- Liberatore SM, Pistelli R, Patalano F, et al. Respiratory function during pregnancy. Respiration 1984; 46:145.
- Milne JA. The respiratory response to pregnancy. Postgrad Med J 1979; 55:318.
- Skatrud JB, Dempsey JA, Kaiser DG. Ventilatory response to medroxyprogesterone acetate in normal subjects: time course and mechanism. J Appl Physiol Respir Environ Exerc Physiol 1978; 44:939.
- PROWSE CM, GAENSLER EA. RESPIRATORY AND ACID-BASE CHANGES DURING PREGNANCY. Anesthesiology 1965; 26:381.
- Saia B, Chizzolini M, Gaffuri E. [Change in lung volume during pregnancy]. Attual Ostet Ginecol 1968; 14:327.
- Bonica J. Principles and practice of obstetric analgesia and anesthesia. Philadelphia: FA Davis Co, 1962.
- Bonica JJ. Maternal respiratory changes during pregnancy and parturition. Clin Anesth 1974; 10:1.
- Milne JA, Mills RJ, Howie AD, Pack AI. Large airways function during normal pregnancy. Br J Obstet Gynaecol 1977; 84:448.
- McAuliffe F, Kametas N, Costello J, et al. Respiratory function in singleton and twin pregnancy. BJOG 2002; 109:765.
- Pernoll ML, Metcalfe J, Kovach PA, et al. Ventilation during rest and exercise in pregnancy and postpartum. Respir Physiol 1975; 25:295.
- Artal R, Wiswell R, Romem Y, Dorey F. Pulmonary responses to exercise in pregnancy. Am J Obstet Gynecol 1986; 154:378.
- Lim VS, Katz AI, Lindheimer MD. Acid-base regulation in pregnancy. Am J Physiol 1976; 231:1764.
- Graves, CR. Acute pulmonary complications in pregnancy. In: Textbook of Critical Care, Fink, MP, Abraham, E, Vincent, J, Kochanek, PM (Eds), Elsevier Saunders, Philadelphia 2005. p.1551.
- Wolfe LA, Weissgerber TL. Clinical physiology of exercise in pregnancy: a literature review. J Obstet Gynaecol Can 2003; 25:473.
- Heenan AP, Wolfe LA, Davies GA. Maximal exercise testing in late gestation: maternal responses. Obstet Gynecol 2001; 97:127.
- Baciuk EP, Pereira RI, Cecatti JG, et al. Water aerobics in pregnancy: Cardiovascular response, labor and neonatal outcomes. Reprod Health 2008; 5:10.

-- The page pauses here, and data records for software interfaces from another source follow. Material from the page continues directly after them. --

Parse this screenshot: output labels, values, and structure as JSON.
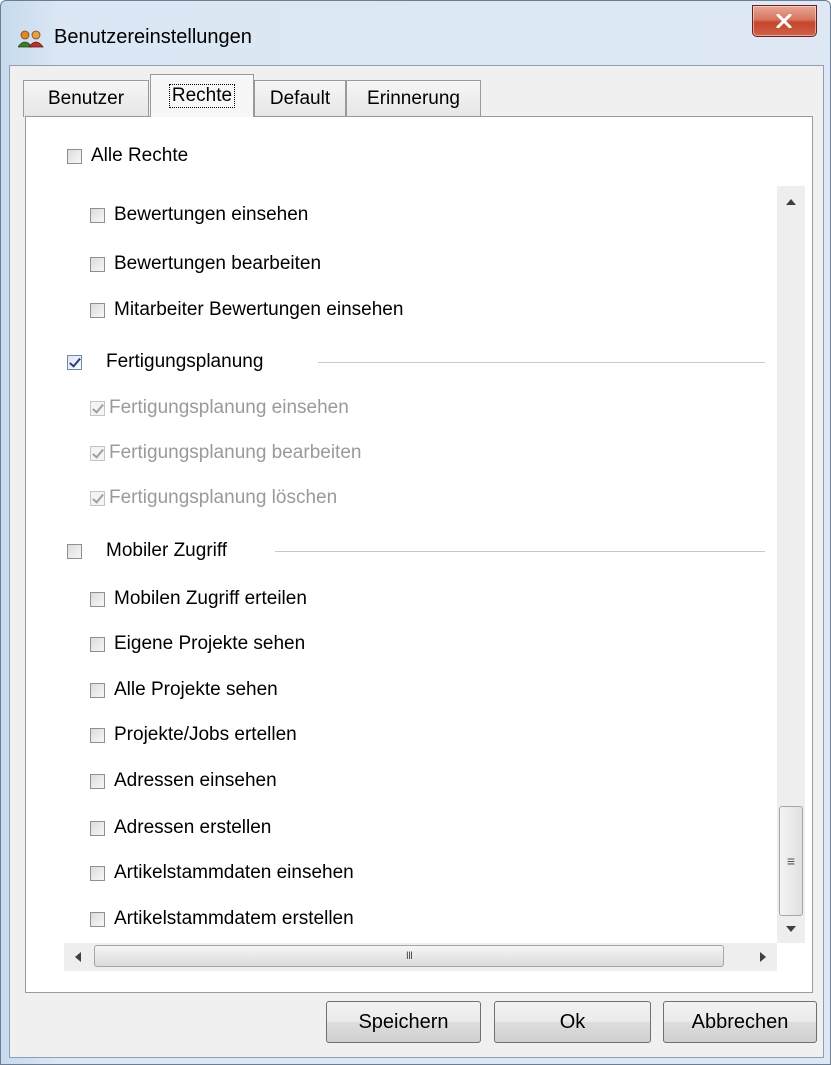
{
  "window": {
    "title": "Benutzereinstellungen",
    "icon": "users-icon",
    "close_icon": "close-icon"
  },
  "tabs": [
    {
      "label": "Benutzer",
      "active": false
    },
    {
      "label": "Rechte",
      "active": true
    },
    {
      "label": "Default",
      "active": false
    },
    {
      "label": "Erinnerung",
      "active": false
    }
  ],
  "all_rights": {
    "label": "Alle Rechte",
    "checked": false
  },
  "permissions": {
    "bewertungen_einsehen": {
      "label": "Bewertungen einsehen",
      "checked": false
    },
    "bewertungen_bearbeiten": {
      "label": "Bewertungen bearbeiten",
      "checked": false
    },
    "mitarbeiter_bewertungen": {
      "label": "Mitarbeiter Bewertungen einsehen",
      "checked": false
    }
  },
  "groups": {
    "fertigung": {
      "label": "Fertigungsplanung",
      "checked": true,
      "items": [
        {
          "label": "Fertigungsplanung einsehen",
          "checked": true,
          "enabled": false
        },
        {
          "label": "Fertigungsplanung bearbeiten",
          "checked": true,
          "enabled": false
        },
        {
          "label": "Fertigungsplanung löschen",
          "checked": true,
          "enabled": false
        }
      ]
    },
    "mobil": {
      "label": "Mobiler Zugriff",
      "checked": false,
      "items": [
        {
          "label": "Mobilen Zugriff erteilen",
          "checked": false
        },
        {
          "label": "Eigene Projekte sehen",
          "checked": false
        },
        {
          "label": "Alle Projekte sehen",
          "checked": false
        },
        {
          "label": "Projekte/Jobs ertellen",
          "checked": false
        },
        {
          "label": "Adressen einsehen",
          "checked": false
        },
        {
          "label": "Adressen erstellen",
          "checked": false
        },
        {
          "label": "Artikelstammdaten einsehen",
          "checked": false
        },
        {
          "label": "Artikelstammdatem erstellen",
          "checked": false
        }
      ]
    }
  },
  "scroll": {
    "vertical_thumb_grip": "≡",
    "horizontal_thumb_grip": "III"
  },
  "buttons": {
    "save": "Speichern",
    "ok": "Ok",
    "cancel": "Abbrechen"
  },
  "colors": {
    "title_gradient": "#c7daee",
    "close_button": "#c4452a",
    "checkbox_check": "#2c3e77",
    "disabled_text": "#9a9a9a"
  }
}
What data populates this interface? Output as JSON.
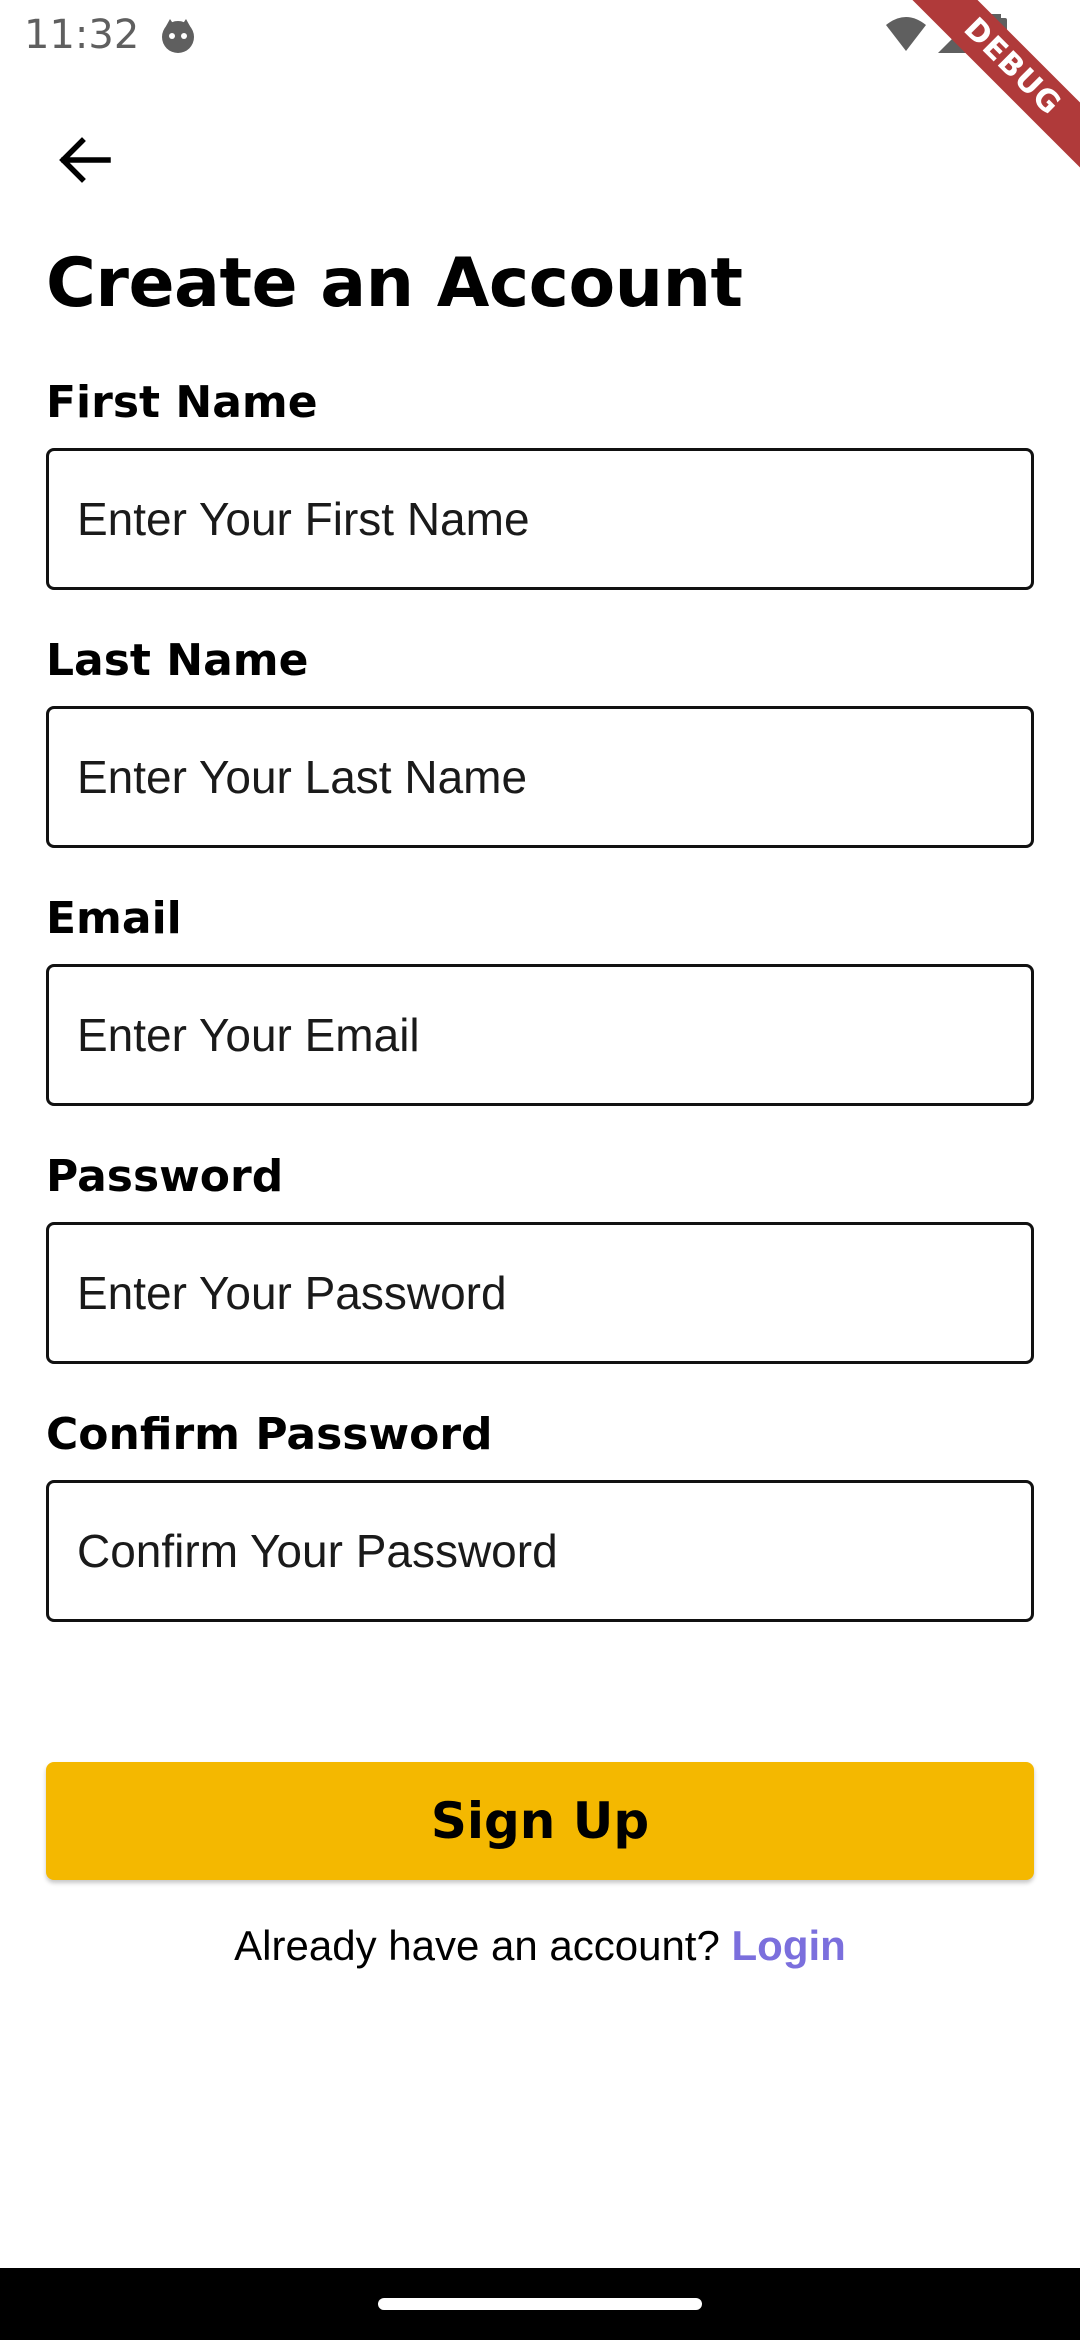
{
  "status_bar": {
    "time": "11:32",
    "debug_label": "DEBUG"
  },
  "header": {
    "title": "Create an Account"
  },
  "form": {
    "fields": [
      {
        "label": "First Name",
        "placeholder": "Enter Your First Name",
        "value": ""
      },
      {
        "label": "Last Name",
        "placeholder": "Enter Your Last Name",
        "value": ""
      },
      {
        "label": "Email",
        "placeholder": "Enter Your Email",
        "value": ""
      },
      {
        "label": "Password",
        "placeholder": "Enter Your Password",
        "value": ""
      },
      {
        "label": "Confirm Password",
        "placeholder": "Confirm Your Password",
        "value": ""
      }
    ],
    "submit_label": "Sign Up"
  },
  "footer": {
    "prompt": "Already have an account?",
    "login_label": "Login"
  },
  "colors": {
    "accent": "#f4b800",
    "link": "#7b6fdd",
    "debug_banner": "#b03a3a"
  },
  "icons": {
    "back": "arrow-left-icon",
    "app": "face-icon",
    "wifi": "wifi-icon",
    "signal": "signal-icon",
    "battery": "battery-icon"
  }
}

- Hernandez E, Angell CS, Johnson JW. Asthma in pregnancy: current concepts. Obstet Gynecol 1980; 55:739.
- ANATOMIC CHANGES IN THE RESPIRATORY TRACT DURING PREGNANCY
- Upper respiratory system
- Thorax and diaphragm
- FUNCTIONAL CHANGES IN THE RESPIRATORY TRACT DURING PREGNANCY
- Central changes
- Differences in lung volumes and capacities
- Gas exchange and arterial blood gases
- WOMEN WITH RESPIRATORY INSUFFICIENCY
- SUMMARY AND RECOMMENDATIONS